c. Diagonal
d. 18s: 79MP (1.6x)
d. 24s: 105MP (1.6x)
e. 28°
a. Part Circle
b. 3 (4) + 1
c. Portrait
(Shaved or CSII)
d. 24s: 38MP
d. 36s: 57MP
d. 51s: 79MP
e. ~14°
(A) Fixed
(F) Fixed
Front of ring
Samyang 8mm f3.5 CSI & CSII for Nikon Nikon, Pentax +5.5° - a. Full Sensor
b. 6 (8) + 1
c. Diagonal
d. 16s: 64MP (1.5x)
d. 24s: 95MP (1.5x)
e. 24°, 18° (6/8)
a. Part Circle
b. 3 (4) + 1
c. Portrait
(Shaved or CSII)
d. 24s: 38MP
d. 36s: 57MP
e. ~11°
(A) Accessable
(F) Fixed
Front of ring
Meike 6.5mm EOS-M, Sony E, M4/3, Fuji X +5° a. Part Circle
b. 4 + 1
c. Portrait
d. -
e. 0°
a. Full Circle
b. 3 (4) + 1
c. Portrait
d. -
e. 0°
- (A) Accessable
(F) Fixed
Front of ring, Remove rear lens cap
Meike 8mm f3.5 Canon EOS EOS +3.5° - a. Full Sensor
b. 6 + 1
c. Diagonal
d. -
e. 15° (8°@8x)
a. Part Circle
b. 3 (4) + 1
c. Portrait
d. -
e. ~2°
(A) Accessable
(F) Fixed
Front of ring
Meike 8mm f3.5 Nikon Nikon, Sony E, Fuji X +2° - a. Full Sensor
b. 5 + 1
c. Diagonal
d. -
e. 0°
a. Part Circle
b. 3 (4) + 1

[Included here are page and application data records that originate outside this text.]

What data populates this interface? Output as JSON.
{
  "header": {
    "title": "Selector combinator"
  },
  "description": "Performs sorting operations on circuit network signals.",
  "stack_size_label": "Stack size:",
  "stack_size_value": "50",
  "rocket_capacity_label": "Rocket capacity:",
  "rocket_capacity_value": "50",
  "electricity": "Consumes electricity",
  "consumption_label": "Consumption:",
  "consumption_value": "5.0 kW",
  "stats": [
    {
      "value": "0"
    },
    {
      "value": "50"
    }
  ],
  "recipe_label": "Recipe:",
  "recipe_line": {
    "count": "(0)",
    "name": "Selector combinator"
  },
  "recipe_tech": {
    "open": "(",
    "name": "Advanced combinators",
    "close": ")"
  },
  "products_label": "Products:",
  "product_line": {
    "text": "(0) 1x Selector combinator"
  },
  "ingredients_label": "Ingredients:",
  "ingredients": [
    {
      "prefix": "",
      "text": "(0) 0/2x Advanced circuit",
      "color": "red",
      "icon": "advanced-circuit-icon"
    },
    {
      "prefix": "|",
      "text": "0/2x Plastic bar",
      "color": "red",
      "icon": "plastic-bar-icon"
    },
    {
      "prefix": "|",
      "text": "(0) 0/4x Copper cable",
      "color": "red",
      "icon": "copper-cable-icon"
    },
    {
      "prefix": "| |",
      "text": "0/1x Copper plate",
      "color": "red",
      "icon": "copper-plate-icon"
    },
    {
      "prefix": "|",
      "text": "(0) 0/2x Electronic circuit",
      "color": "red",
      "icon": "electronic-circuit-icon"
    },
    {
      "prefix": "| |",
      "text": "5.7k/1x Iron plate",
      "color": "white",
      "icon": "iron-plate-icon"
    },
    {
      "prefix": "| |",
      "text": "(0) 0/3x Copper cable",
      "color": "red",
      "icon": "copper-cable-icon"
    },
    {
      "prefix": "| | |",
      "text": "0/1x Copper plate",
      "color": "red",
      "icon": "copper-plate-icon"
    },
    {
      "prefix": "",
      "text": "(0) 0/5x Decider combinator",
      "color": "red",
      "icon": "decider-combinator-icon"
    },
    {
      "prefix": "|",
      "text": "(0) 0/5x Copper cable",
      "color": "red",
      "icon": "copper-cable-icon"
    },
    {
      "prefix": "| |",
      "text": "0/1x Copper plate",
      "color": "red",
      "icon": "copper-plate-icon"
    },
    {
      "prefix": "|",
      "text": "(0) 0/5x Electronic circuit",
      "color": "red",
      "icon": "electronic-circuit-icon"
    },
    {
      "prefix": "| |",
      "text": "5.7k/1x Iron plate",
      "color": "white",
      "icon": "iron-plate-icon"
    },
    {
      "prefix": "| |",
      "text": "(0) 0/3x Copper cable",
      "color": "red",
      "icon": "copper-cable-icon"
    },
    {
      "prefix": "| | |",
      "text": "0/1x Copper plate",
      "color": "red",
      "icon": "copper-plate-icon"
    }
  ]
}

c. Portrait
d. -
e. 0°
(A) Accessable
(F) Fixed
Front of ring
Nikkor 10.5mm f2.8 Nikon +3.5° - a. Full Sensor
b. 6 (8) + 1
c. Diagonal
d. 16s: 90MP (1.5x)
d. 24s: 134MP (1.5x
e. 28°, 16.5° (6/8)
a. Part Circle
b. 3 (4) + 1
c. Portrait (Shaved)
d. 24s: 54MP
d. 36s: 81MP
e. ~6°
(A) Electronic
(F) Accessable
Front of ring
Yasuhara Madoka 180, 7.3mm f4 Sony E, Fuji X +7° - a. Full Circle
b. 3 (4) + 1
c. Portrait
d. 16s: 18MP
d. 24s: 27MP
e. 10°
- (A) Fixed
(F) Fixed
Back of ring
Lensbaby Circular Fisheye, 5.8mm f3.5 (Classic Panohead Only) EOS, EOS-M, Nikon, Sony Alpha & E, Samsung NX, M4/3, 4/3, Fuji X +7.5° a. Part Circle
b. 4 + 1
c. Portrait
d. 12s: 20MP
d. 16s: 27MP
d. 20s: 33MP
e. 4°
a. Full Circle
b. 3 (4) + 1
c. Portrait
d. 18s: 20MP (1.6x)
d. 24s: 27MP (1.6x)
e. °
- (A) Accessable
(F) Fixed
Front of ring
Sigma 4.5mm f2.8 (Classic Panohead Only) EOS, Nikon, Sigma +7.5° - a. Full Circle
b. 3 (4) + 1
c. Portrait
d. 18s: 20MP (1.6x)
d. 24s: 27MP (1.6x)
e. 10°
- (A) Electronic
(F) Accessable
Front of ring